Liverpool chairman and RBS return to High Court to fight injunction
Liverpool chairman Martin Broughton and Royal Bank of Scotland will return to Britain's High Court at 2pm this afternoon to fight the temporary restraining order (TRO) which has prevented the club being sold to New England Sports Ventures.
Broughton and John W Henry, owner of New England Sports Ventures, were close to sealing a £300m (€340m) deal before owner Tom Hicks sealed a dramatic 11th-hour intervention on Wednesday night (read the full Dallas injunction here).
And now, after consultations at the London offices of the club's solicitors, Slaughter & May, this morning, Broughton and RBS will return to the High Court to seek an injunction against the TRO.
A parrallel legal avenue being explored by the club involves going to the US and seeking to have the TRO overturned by a higher court in Texas. This, though, would take longer and there is already an expectation that the case will take a couple of days to resolve leaving Liverpool's future uncertain until next week.
The timetable for resolving this issue may depend on whether Henry remains in the UK and sticks with the arranged plan to attend the Merseyside derby on Sunday.
Hicks’ suit, filed against Royal Bank of Scotland, club chairman Broughton, directors Christian Purslow and Ian Ayre, NESV and Liverpool finance director Philip Nash, claims damages totalling approximately $1.6 bn (over €1.4bn).
The suit claims that RBS, the board and NESV conspired in an “epic swindle” to sell the club for less than its value.

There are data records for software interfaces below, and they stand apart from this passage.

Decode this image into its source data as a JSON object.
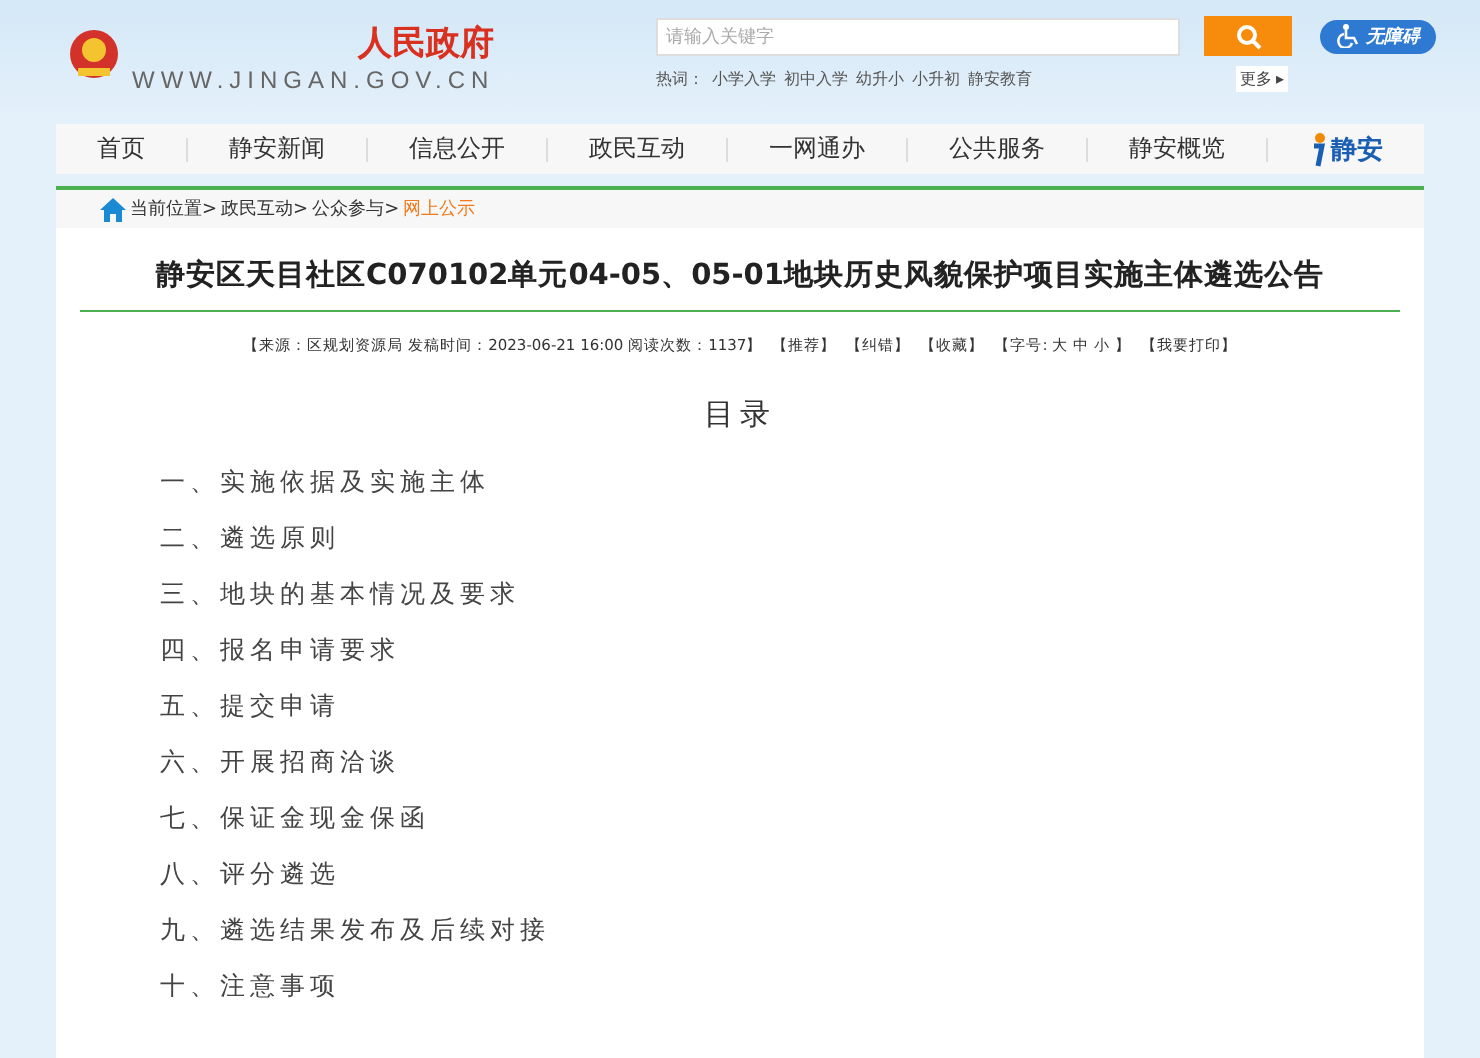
{
  "header": {
    "logo_text": "人民政府",
    "url": "WWW.JINGAN.GOV.CN",
    "search": {
      "placeholder": "请输入关键字"
    },
    "accessibility": "无障碍",
    "hot_label": "热词：",
    "hot_words": [
      "小学入学",
      "初中入学",
      "幼升小",
      "小升初",
      "静安教育"
    ],
    "more": "更多 ▸"
  },
  "nav": {
    "items": [
      "首页",
      "静安新闻",
      "信息公开",
      "政民互动",
      "一网通办",
      "公共服务",
      "静安概览"
    ],
    "brand": "静安"
  },
  "breadcrumb": [
    {
      "label": "当前位置>",
      "selected": false
    },
    {
      "label": "政民互动>",
      "selected": false
    },
    {
      "label": "公众参与>",
      "selected": false
    },
    {
      "label": "网上公示",
      "selected": true
    }
  ],
  "article": {
    "title": "静安区天目社区C070102单元04-05、05-01地块历史风貌保护项目实施主体遴选公告",
    "meta": [
      "【来源：区规划资源局  发稿时间：2023-06-21 16:00 阅读次数：1137】",
      "【推荐】",
      "【纠错】",
      "【收藏】",
      "【字号: 大 中 小 】",
      "【我要打印】"
    ],
    "toc_title": "目录",
    "toc": [
      "一、实施依据及实施主体",
      "二、遴选原则",
      "三、地块的基本情况及要求",
      "四、报名申请要求",
      "五、提交申请",
      "六、开展招商洽谈",
      "七、保证金现金保函",
      "八、评分遴选",
      "九、遴选结果发布及后续对接",
      "十、注意事项"
    ]
  }
}
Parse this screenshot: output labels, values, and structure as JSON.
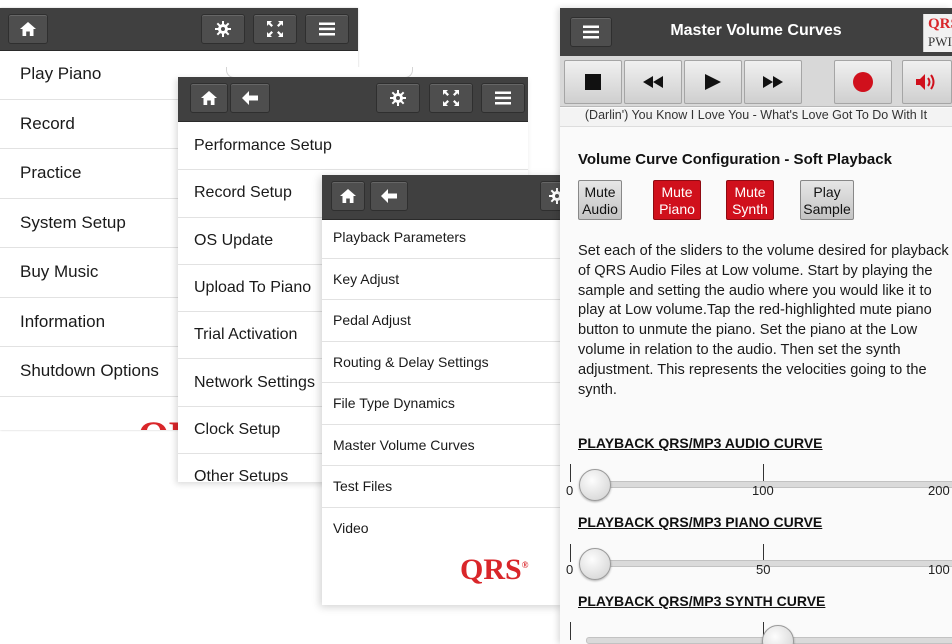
{
  "panel1": {
    "menu": [
      "Play Piano",
      "Record",
      "Practice",
      "System Setup",
      "Buy Music",
      "Information",
      "Shutdown Options"
    ],
    "icons": [
      "home-icon",
      "gear-icon",
      "fullscreen-icon",
      "hamburger-icon"
    ]
  },
  "panel2": {
    "menu": [
      "Performance Setup",
      "Record Setup",
      "OS Update",
      "Upload To Piano",
      "Trial Activation",
      "Network Settings",
      "Clock Setup",
      "Other Setups"
    ],
    "icons": [
      "home-icon",
      "back-arrow-icon",
      "gear-icon",
      "fullscreen-icon",
      "hamburger-icon"
    ]
  },
  "panel3": {
    "menu": [
      "Playback Parameters",
      "Key Adjust",
      "Pedal Adjust",
      "Routing & Delay Settings",
      "File Type Dynamics",
      "Master Volume Curves",
      "Test Files",
      "Video"
    ],
    "logo": "QRS",
    "icons": [
      "home-icon",
      "back-arrow-icon",
      "gear-icon"
    ]
  },
  "panel4": {
    "title": "Master Volume Curves",
    "badge_top": "QRS",
    "badge_bottom": "PWI",
    "transport_icons": [
      "stop-icon",
      "rewind-icon",
      "play-icon",
      "fast-forward-icon",
      "record-icon",
      "volume-icon"
    ],
    "song": "(Darlin') You Know I Love You - What's Love Got To Do With It",
    "config_title": "Volume Curve Configuration - Soft Playback",
    "buttons": [
      {
        "line1": "Mute",
        "line2": "Audio",
        "state": "off"
      },
      {
        "line1": "Mute",
        "line2": "Piano",
        "state": "on"
      },
      {
        "line1": "Mute",
        "line2": "Synth",
        "state": "on"
      },
      {
        "line1": "Play",
        "line2": "Sample",
        "state": "off"
      }
    ],
    "description": "Set each of the sliders to the volume desired for playback of QRS Audio Files at Low volume. Start by playing the sample and setting the audio where you would like it to play at Low volume.Tap the red-highlighted mute piano button to unmute the piano. Set the piano at the Low volume in relation to the audio. Then set the synth adjustment. This represents the velocities going to the synth.",
    "curves": [
      {
        "heading": "PLAYBACK QRS/MP3 AUDIO CURVE",
        "min": "0",
        "mid": "100",
        "max": "200",
        "value": 0
      },
      {
        "heading": "PLAYBACK QRS/MP3 PIANO CURVE",
        "min": "0",
        "mid": "50",
        "max": "100",
        "value": 0
      },
      {
        "heading": "PLAYBACK QRS/MP3 SYNTH CURVE",
        "value": 0.5
      }
    ]
  },
  "colors": {
    "toolbar": "#404040",
    "accent_red": "#d0101c",
    "logo_red": "#d9262a"
  }
}
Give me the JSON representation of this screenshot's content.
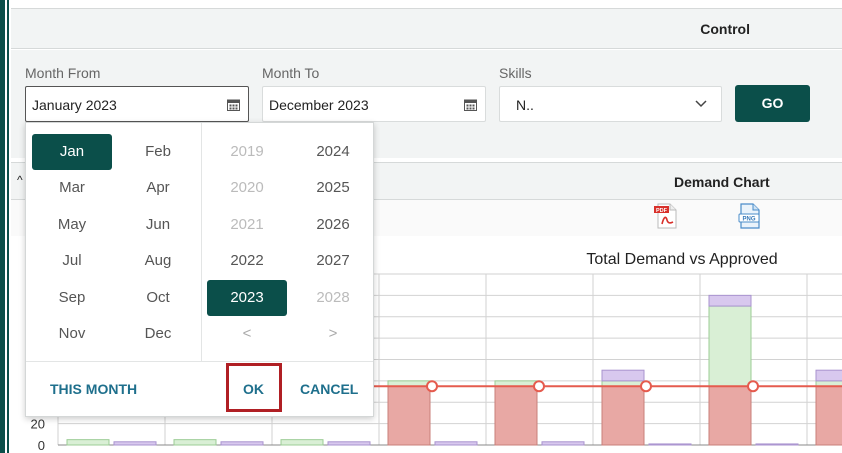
{
  "control": {
    "title": "Control"
  },
  "filters": {
    "month_from": {
      "label": "Month From",
      "value": "January 2023"
    },
    "month_to": {
      "label": "Month To",
      "value": "December 2023"
    },
    "skills": {
      "label": "Skills",
      "value": "N.."
    },
    "go_label": "GO"
  },
  "picker": {
    "months": [
      "Jan",
      "Feb",
      "Mar",
      "Apr",
      "May",
      "Jun",
      "Jul",
      "Aug",
      "Sep",
      "Oct",
      "Nov",
      "Dec"
    ],
    "selected_month": "Jan",
    "years": [
      "2019",
      "2024",
      "2020",
      "2025",
      "2021",
      "2026",
      "2022",
      "2027",
      "2023",
      "2028"
    ],
    "selected_year": "2023",
    "prev": "<",
    "next": ">",
    "this_month": "THIS MONTH",
    "ok": "OK",
    "cancel": "CANCEL"
  },
  "demand": {
    "title": "Demand Chart",
    "pdf_icon": "pdf-icon",
    "png_icon": "png-icon"
  },
  "chart_data": {
    "type": "bar",
    "title": "Total Demand vs Approved",
    "yticks": [
      "0",
      "20"
    ],
    "ylim": [
      0,
      160
    ],
    "series": [
      {
        "values": [
          5,
          5,
          5,
          60,
          60,
          60,
          130,
          60
        ]
      },
      {
        "values": [
          2,
          2,
          2,
          0,
          0,
          10,
          10,
          10
        ]
      },
      {
        "values": [
          3,
          3,
          3,
          3,
          3,
          1,
          1,
          0
        ]
      },
      {
        "values": [
          0,
          0,
          0,
          55,
          55,
          55,
          55,
          55
        ]
      }
    ],
    "colors": {
      "green": "#d9efd5",
      "purple": "#d8c8ee",
      "red": "#e8a8a4",
      "line": "#e55b4e"
    }
  }
}
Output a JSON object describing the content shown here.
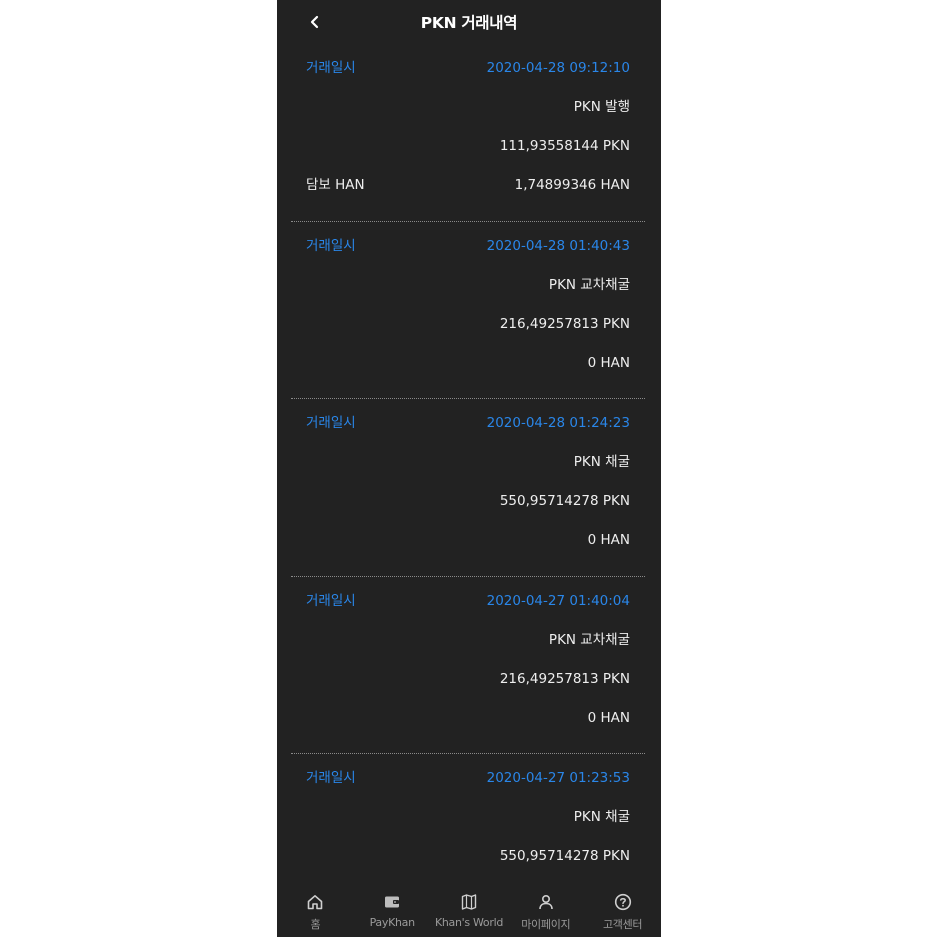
{
  "header": {
    "title": "PKN 거래내역",
    "back_icon": "chevron-left-icon"
  },
  "records": [
    {
      "date_label": "거래일시",
      "date_value": "2020-04-28 09:12:10",
      "type": "PKN 발행",
      "pkn_amount": "111,93558144 PKN",
      "han_label": "담보 HAN",
      "han_amount": "1,74899346 HAN"
    },
    {
      "date_label": "거래일시",
      "date_value": "2020-04-28 01:40:43",
      "type": "PKN 교차채굴",
      "pkn_amount": "216,49257813 PKN",
      "han_label": "",
      "han_amount": "0 HAN"
    },
    {
      "date_label": "거래일시",
      "date_value": "2020-04-28 01:24:23",
      "type": "PKN 채굴",
      "pkn_amount": "550,95714278 PKN",
      "han_label": "",
      "han_amount": "0 HAN"
    },
    {
      "date_label": "거래일시",
      "date_value": "2020-04-27 01:40:04",
      "type": "PKN 교차채굴",
      "pkn_amount": "216,49257813 PKN",
      "han_label": "",
      "han_amount": "0 HAN"
    },
    {
      "date_label": "거래일시",
      "date_value": "2020-04-27 01:23:53",
      "type": "PKN 채굴",
      "pkn_amount": "550,95714278 PKN",
      "han_label": "",
      "han_amount": ""
    }
  ],
  "tabbar": {
    "items": [
      {
        "label": "홈",
        "icon": "home-icon"
      },
      {
        "label": "PayKhan",
        "icon": "wallet-icon"
      },
      {
        "label": "Khan's World",
        "icon": "map-icon"
      },
      {
        "label": "마이페이지",
        "icon": "person-icon"
      },
      {
        "label": "고객센터",
        "icon": "help-icon"
      }
    ]
  },
  "colors": {
    "background": "#222222",
    "accent": "#2a86e8",
    "text": "#eeeeee",
    "tab_text": "#9a9a9a"
  }
}
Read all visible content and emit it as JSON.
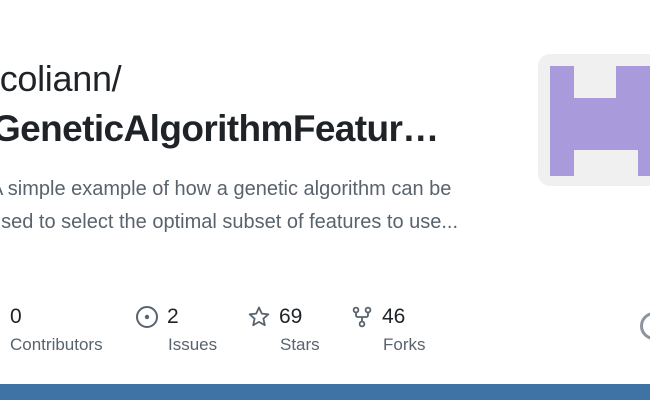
{
  "repo": {
    "owner": "rcoliann/",
    "name": "GeneticAlgorithmFeatur…",
    "description": "A simple example of how a genetic algorithm can be used to select the optimal subset of features to use..."
  },
  "stats": [
    {
      "icon": "people-icon",
      "value": "0",
      "label": "Contributors"
    },
    {
      "icon": "issue-icon",
      "value": "2",
      "label": "Issues"
    },
    {
      "icon": "star-icon",
      "value": "69",
      "label": "Stars"
    },
    {
      "icon": "fork-icon",
      "value": "46",
      "label": "Forks"
    }
  ],
  "avatar": {
    "icon": "identicon",
    "color": "#a99adc",
    "background": "#f0f0f0"
  },
  "colors": {
    "bottom_bar": "#3f73a6",
    "text": "#1f2328",
    "muted": "#59636e"
  }
}
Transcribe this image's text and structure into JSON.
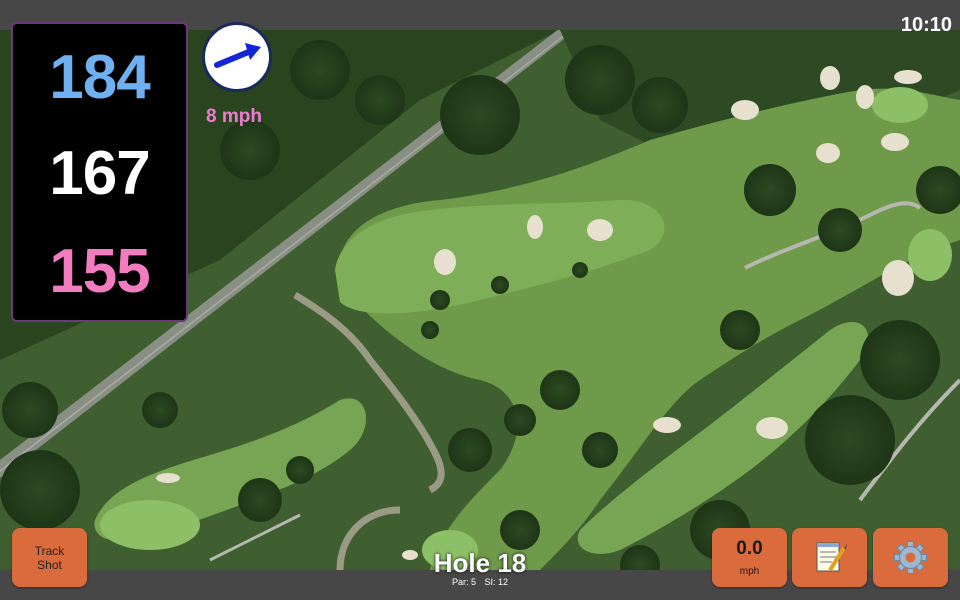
{
  "status": {
    "time": "10:10"
  },
  "distances": {
    "back": "184",
    "middle": "167",
    "front": "155"
  },
  "wind": {
    "speed": "8 mph",
    "icon": "wind-direction-arrow-icon"
  },
  "buttons": {
    "track_shot_line1": "Track",
    "track_shot_line2": "Shot",
    "speed_value": "0.0",
    "speed_unit": "mph",
    "notes_icon": "notepad-icon",
    "settings_icon": "gear-icon"
  },
  "hole": {
    "title": "Hole 18",
    "par": "Par: 5",
    "stroke_index": "SI: 12"
  },
  "colors": {
    "back_distance": "#6fb0f0",
    "middle_distance": "#ffffff",
    "front_distance": "#f27cc0",
    "wind_text": "#f07bd0",
    "button_bg": "#d96b3d"
  }
}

Hicks accuses Broughton, Purslow and Ayre of acting “as pawns of RBS” for ignoring offers he says were higher than the £300m (€340m) offered by NESV.